▽

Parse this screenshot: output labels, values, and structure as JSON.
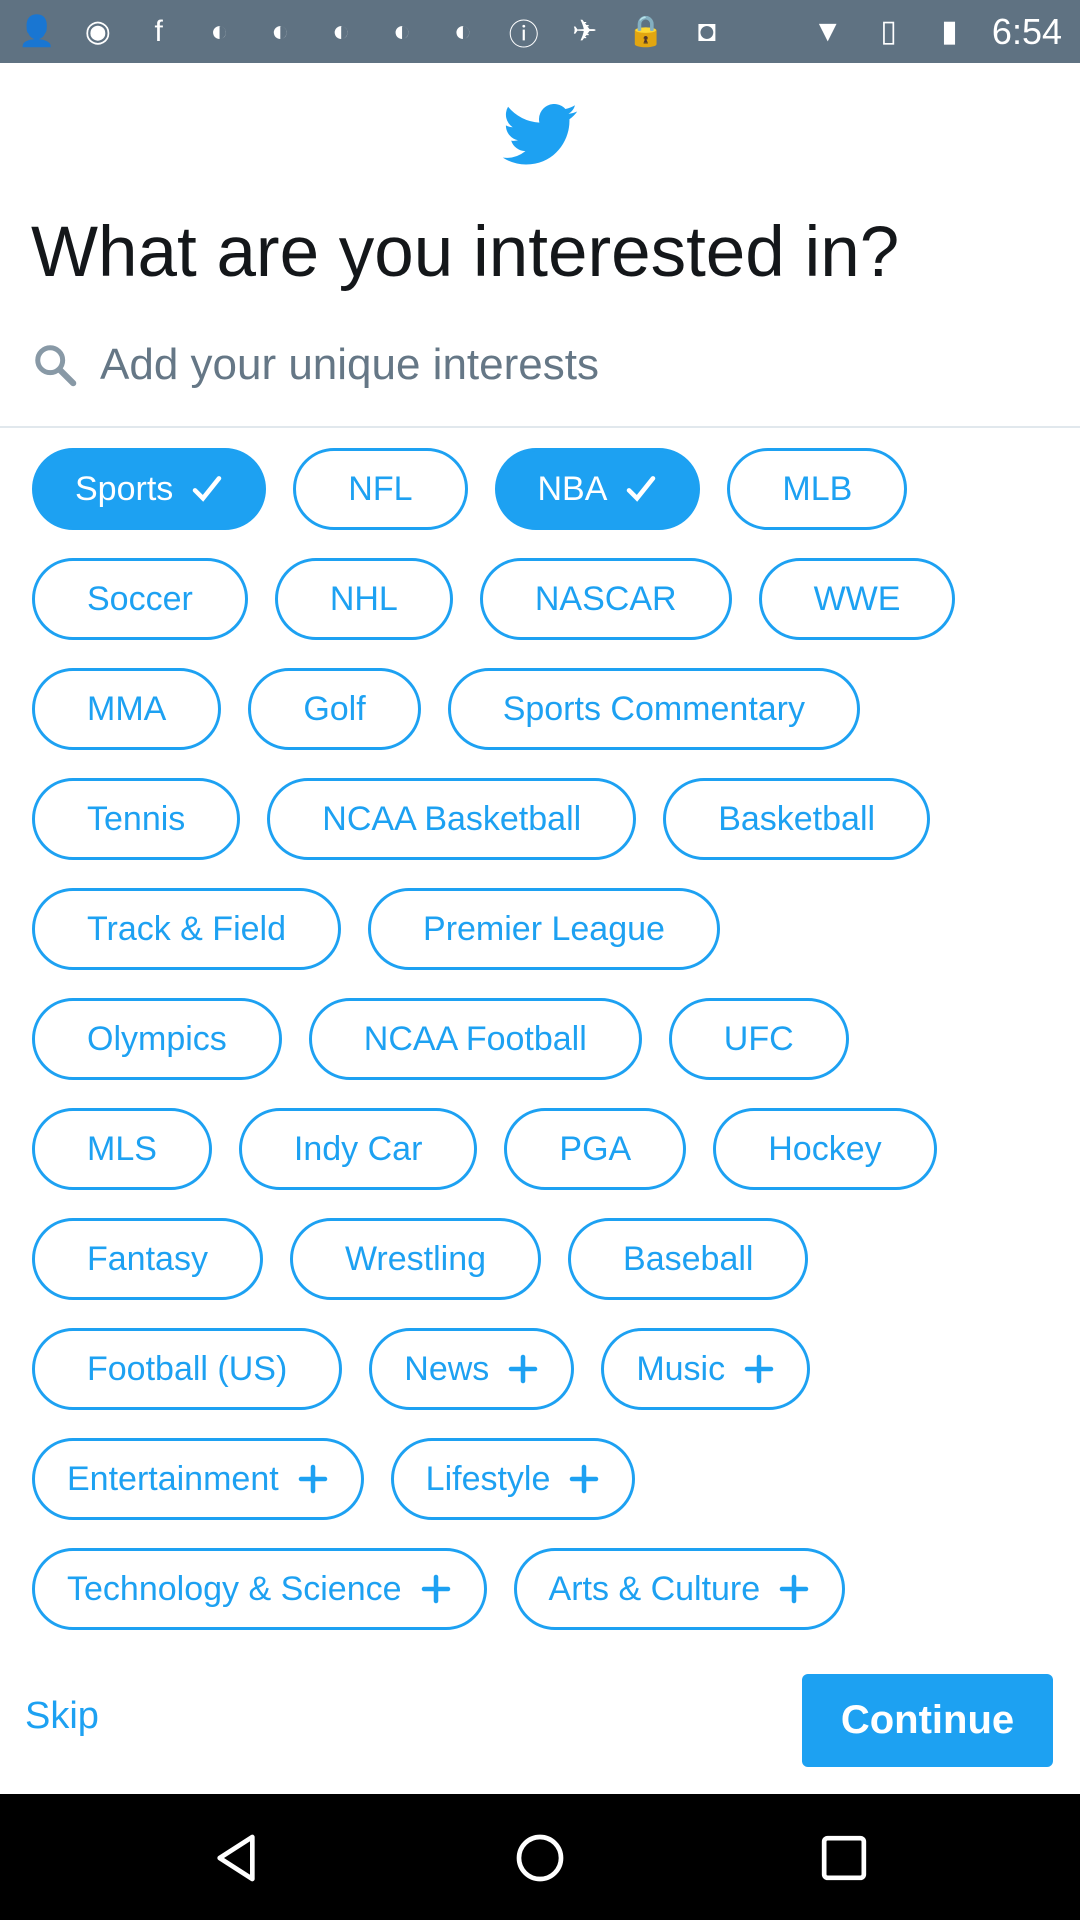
{
  "status_bar": {
    "time": "6:54",
    "icons": [
      "add-user-icon",
      "abc6-icon",
      "facebook-icon",
      "abc7-icon",
      "abc7-icon",
      "abc7-icon",
      "abc7-icon",
      "abc7-icon",
      "info-icon",
      "fake-gps-icon",
      "lock-icon",
      "android-icon",
      "wifi-icon",
      "no-sim-icon",
      "battery-charging-icon"
    ]
  },
  "header": {
    "title": "What are you interested in?"
  },
  "search": {
    "placeholder": "Add your unique interests",
    "value": ""
  },
  "colors": {
    "accent": "#1da1f2",
    "status_bar": "#5f7282"
  },
  "interest_rows": [
    [
      {
        "label": "Sports",
        "state": "selected"
      },
      {
        "label": "NFL",
        "state": "none"
      },
      {
        "label": "NBA",
        "state": "selected"
      },
      {
        "label": "MLB",
        "state": "none"
      }
    ],
    [
      {
        "label": "Soccer",
        "state": "none"
      },
      {
        "label": "NHL",
        "state": "none"
      },
      {
        "label": "NASCAR",
        "state": "none"
      },
      {
        "label": "WWE",
        "state": "none"
      }
    ],
    [
      {
        "label": "MMA",
        "state": "none"
      },
      {
        "label": "Golf",
        "state": "none"
      },
      {
        "label": "Sports Commentary",
        "state": "none"
      }
    ],
    [
      {
        "label": "Tennis",
        "state": "none"
      },
      {
        "label": "NCAA Basketball",
        "state": "none"
      },
      {
        "label": "Basketball",
        "state": "none"
      }
    ],
    [
      {
        "label": "Track & Field",
        "state": "none"
      },
      {
        "label": "Premier League",
        "state": "none"
      }
    ],
    [
      {
        "label": "Olympics",
        "state": "none"
      },
      {
        "label": "NCAA Football",
        "state": "none"
      },
      {
        "label": "UFC",
        "state": "none"
      }
    ],
    [
      {
        "label": "MLS",
        "state": "none"
      },
      {
        "label": "Indy Car",
        "state": "none"
      },
      {
        "label": "PGA",
        "state": "none"
      },
      {
        "label": "Hockey",
        "state": "none"
      }
    ],
    [
      {
        "label": "Fantasy",
        "state": "none"
      },
      {
        "label": "Wrestling",
        "state": "none"
      },
      {
        "label": "Baseball",
        "state": "none"
      }
    ],
    [
      {
        "label": "Football (US)",
        "state": "none"
      },
      {
        "label": "News",
        "state": "add"
      },
      {
        "label": "Music",
        "state": "add"
      }
    ],
    [
      {
        "label": "Entertainment",
        "state": "add"
      },
      {
        "label": "Lifestyle",
        "state": "add"
      }
    ],
    [
      {
        "label": "Technology & Science",
        "state": "add"
      },
      {
        "label": "Arts & Culture",
        "state": "add"
      }
    ]
  ],
  "footer": {
    "skip": "Skip",
    "continue": "Continue"
  },
  "nav": {
    "icons": [
      "back-icon",
      "home-icon",
      "recents-icon"
    ]
  }
}
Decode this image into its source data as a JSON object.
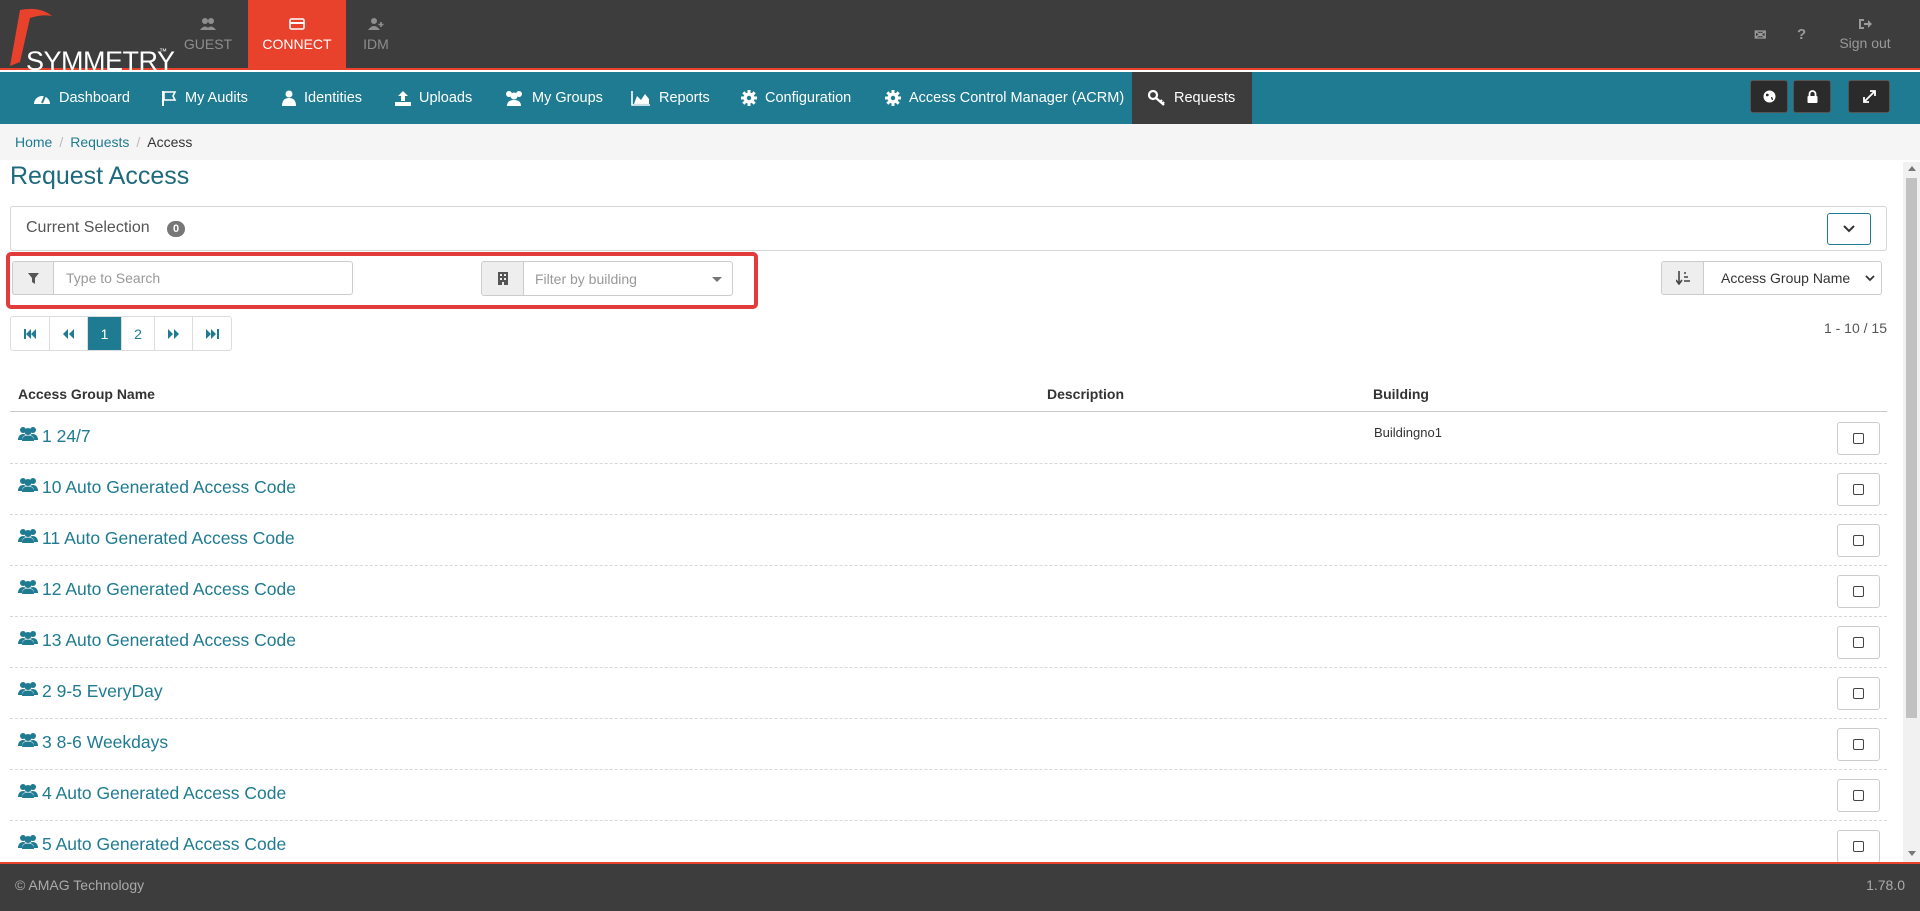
{
  "app": {
    "logo_text": "SYMMETRY",
    "logo_tm": "™",
    "modules": [
      {
        "label": "GUEST",
        "icon": "users-icon",
        "active": false
      },
      {
        "label": "CONNECT",
        "icon": "card-icon",
        "active": true
      },
      {
        "label": "IDM",
        "icon": "user-plus-icon",
        "active": false
      }
    ],
    "top_icons": {
      "mail": "✉",
      "help": "?"
    },
    "signout_label": "Sign out",
    "brand_color": "#e8412c",
    "accent_color": "#1e7b91"
  },
  "nav": {
    "items": [
      {
        "label": "Dashboard",
        "icon": "dashboard-icon"
      },
      {
        "label": "My Audits",
        "icon": "flag-icon"
      },
      {
        "label": "Identities",
        "icon": "user-icon"
      },
      {
        "label": "Uploads",
        "icon": "upload-icon"
      },
      {
        "label": "My Groups",
        "icon": "users-icon"
      },
      {
        "label": "Reports",
        "icon": "area-chart-icon"
      },
      {
        "label": "Configuration",
        "icon": "gear-icon"
      },
      {
        "label": "Access Control Manager (ACRM)",
        "icon": "gear-icon"
      },
      {
        "label": "Requests",
        "icon": "key-icon",
        "active": true
      }
    ],
    "right_buttons": [
      "globe-icon",
      "lock-icon",
      "expand-icon"
    ]
  },
  "breadcrumb": {
    "home": "Home",
    "requests": "Requests",
    "current": "Access",
    "sep": "/"
  },
  "page": {
    "title": "Request Access",
    "current_selection_label": "Current Selection",
    "current_selection_count": "0"
  },
  "filters": {
    "search_placeholder": "Type to Search",
    "building_placeholder": "Filter by building",
    "sort_selected": "Access Group Name"
  },
  "pagination": {
    "pages": [
      "1",
      "2"
    ],
    "active_page": "1",
    "range_text": "1 - 10 / 15"
  },
  "table": {
    "columns": {
      "name": "Access Group Name",
      "description": "Description",
      "building": "Building"
    },
    "rows": [
      {
        "name": "1 24/7",
        "description": "",
        "building": "Buildingno1"
      },
      {
        "name": "10 Auto Generated Access Code",
        "description": "",
        "building": ""
      },
      {
        "name": "11 Auto Generated Access Code",
        "description": "",
        "building": ""
      },
      {
        "name": "12 Auto Generated Access Code",
        "description": "",
        "building": ""
      },
      {
        "name": "13 Auto Generated Access Code",
        "description": "",
        "building": ""
      },
      {
        "name": "2 9-5 EveryDay",
        "description": "",
        "building": ""
      },
      {
        "name": "3 8-6 Weekdays",
        "description": "",
        "building": ""
      },
      {
        "name": "4 Auto Generated Access Code",
        "description": "",
        "building": ""
      },
      {
        "name": "5 Auto Generated Access Code",
        "description": "",
        "building": ""
      }
    ]
  },
  "footer": {
    "copyright": "© AMAG Technology",
    "version": "1.78.0"
  }
}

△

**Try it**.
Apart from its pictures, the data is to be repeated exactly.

**Worked solution**.
Parse this screenshot: output labels, values, and structure as JSON.
{
  "status_bar": {
    "time": "6:54",
    "icons": [
      "add-user-icon",
      "abc6-icon",
      "facebook-icon",
      "abc7-icon",
      "abc7-icon",
      "abc7-icon",
      "abc7-icon",
      "abc7-icon",
      "info-icon",
      "fake-gps-icon",
      "lock-icon",
      "android-icon",
      "wifi-icon",
      "no-sim-icon",
      "battery-charging-icon"
    ]
  },
  "header": {
    "title": "What are you interested in?"
  },
  "search": {
    "placeholder": "Add your unique interests",
    "value": ""
  },
  "colors": {
    "accent": "#1da1f2",
    "status_bar": "#5f7282"
  },
  "interest_rows": [
    [
      {
        "label": "Sports",
        "state": "selected"
      },
      {
        "label": "NFL",
        "state": "none"
      },
      {
        "label": "NBA",
        "state": "selected"
      },
      {
        "label": "MLB",
        "state": "none"
      }
    ],
    [
      {
        "label": "Soccer",
        "state": "none"
      },
      {
        "label": "NHL",
        "state": "none"
      },
      {
        "label": "NASCAR",
        "state": "none"
      },
      {
        "label": "WWE",
        "state": "none"
      }
    ],
    [
      {
        "label": "MMA",
        "state": "none"
      },
      {
        "label": "Golf",
        "state": "none"
      },
      {
        "label": "Sports Commentary",
        "state": "none"
      }
    ],
    [
      {
        "label": "Tennis",
        "state": "none"
      },
      {
        "label": "NCAA Basketball",
        "state": "none"
      },
      {
        "label": "Basketball",
        "state": "none"
      }
    ],
    [
      {
        "label": "Track & Field",
        "state": "none"
      },
      {
        "label": "Premier League",
        "state": "none"
      }
    ],
    [
      {
        "label": "Olympics",
        "state": "none"
      },
      {
        "label": "NCAA Football",
        "state": "none"
      },
      {
        "label": "UFC",
        "state": "none"
      }
    ],
    [
      {
        "label": "MLS",
        "state": "none"
      },
      {
        "label": "Indy Car",
        "state": "none"
      },
      {
        "label": "PGA",
        "state": "none"
      },
      {
        "label": "Hockey",
        "state": "none"
      }
    ],
    [
      {
        "label": "Fantasy",
        "state": "none"
      },
      {
        "label": "Wrestling",
        "state": "none"
      },
      {
        "label": "Baseball",
        "state": "none"
      }
    ],
    [
      {
        "label": "Football (US)",
        "state": "none"
      },
      {
        "label": "News",
        "state": "add"
      },
      {
        "label": "Music",
        "state": "add"
      }
    ],
    [
      {
        "label": "Entertainment",
        "state": "add"
      },
      {
        "label": "Lifestyle",
        "state": "add"
      }
    ],
    [
      {
        "label": "Technology & Science",
        "state": "add"
      },
      {
        "label": "Arts & Culture",
        "state": "add"
      }
    ]
  ],
  "footer": {
    "skip": "Skip",
    "continue": "Continue"
  },
  "nav": {
    "icons": [
      "back-icon",
      "home-icon",
      "recents-icon"
    ]
  }
}
Decode this image into its source data as a JSON object.
{
  "app": {
    "logo_text": "SYMMETRY",
    "logo_tm": "™",
    "modules": [
      {
        "label": "GUEST",
        "icon": "users-icon",
        "active": false
      },
      {
        "label": "CONNECT",
        "icon": "card-icon",
        "active": true
      },
      {
        "label": "IDM",
        "icon": "user-plus-icon",
        "active": false
      }
    ],
    "top_icons": {
      "mail": "✉",
      "help": "?"
    },
    "signout_label": "Sign out",
    "brand_color": "#e8412c",
    "accent_color": "#1e7b91"
  },
  "nav": {
    "items": [
      {
        "label": "Dashboard",
        "icon": "dashboard-icon"
      },
      {
        "label": "My Audits",
        "icon": "flag-icon"
      },
      {
        "label": "Identities",
        "icon": "user-icon"
      },
      {
        "label": "Uploads",
        "icon": "upload-icon"
      },
      {
        "label": "My Groups",
        "icon": "users-icon"
      },
      {
        "label": "Reports",
        "icon": "area-chart-icon"
      },
      {
        "label": "Configuration",
        "icon": "gear-icon"
      },
      {
        "label": "Access Control Manager (ACRM)",
        "icon": "gear-icon"
      },
      {
        "label": "Requests",
        "icon": "key-icon",
        "active": true
      }
    ],
    "right_buttons": [
      "globe-icon",
      "lock-icon",
      "expand-icon"
    ]
  },
  "breadcrumb": {
    "home": "Home",
    "requests": "Requests",
    "current": "Access",
    "sep": "/"
  },
  "page": {
    "title": "Request Access",
    "current_selection_label": "Current Selection",
    "current_selection_count": "0"
  },
  "filters": {
    "search_placeholder": "Type to Search",
    "building_placeholder": "Filter by building",
    "sort_selected": "Access Group Name"
  },
  "pagination": {
    "pages": [
      "1",
      "2"
    ],
    "active_page": "1",
    "range_text": "1 - 10 / 15"
  },
  "table": {
    "columns": {
      "name": "Access Group Name",
      "description": "Description",
      "building": "Building"
    },
    "rows": [
      {
        "name": "1 24/7",
        "description": "",
        "building": "Buildingno1"
      },
      {
        "name": "10 Auto Generated Access Code",
        "description": "",
        "building": ""
      },
      {
        "name": "11 Auto Generated Access Code",
        "description": "",
        "building": ""
      },
      {
        "name": "12 Auto Generated Access Code",
        "description": "",
        "building": ""
      },
      {
        "name": "13 Auto Generated Access Code",
        "description": "",
        "building": ""
      },
      {
        "name": "2 9-5 EveryDay",
        "description": "",
        "building": ""
      },
      {
        "name": "3 8-6 Weekdays",
        "description": "",
        "building": ""
      },
      {
        "name": "4 Auto Generated Access Code",
        "description": "",
        "building": ""
      },
      {
        "name": "5 Auto Generated Access Code",
        "description": "",
        "building": ""
      }
    ]
  },
  "footer": {
    "copyright": "© AMAG Technology",
    "version": "1.78.0"
  }
}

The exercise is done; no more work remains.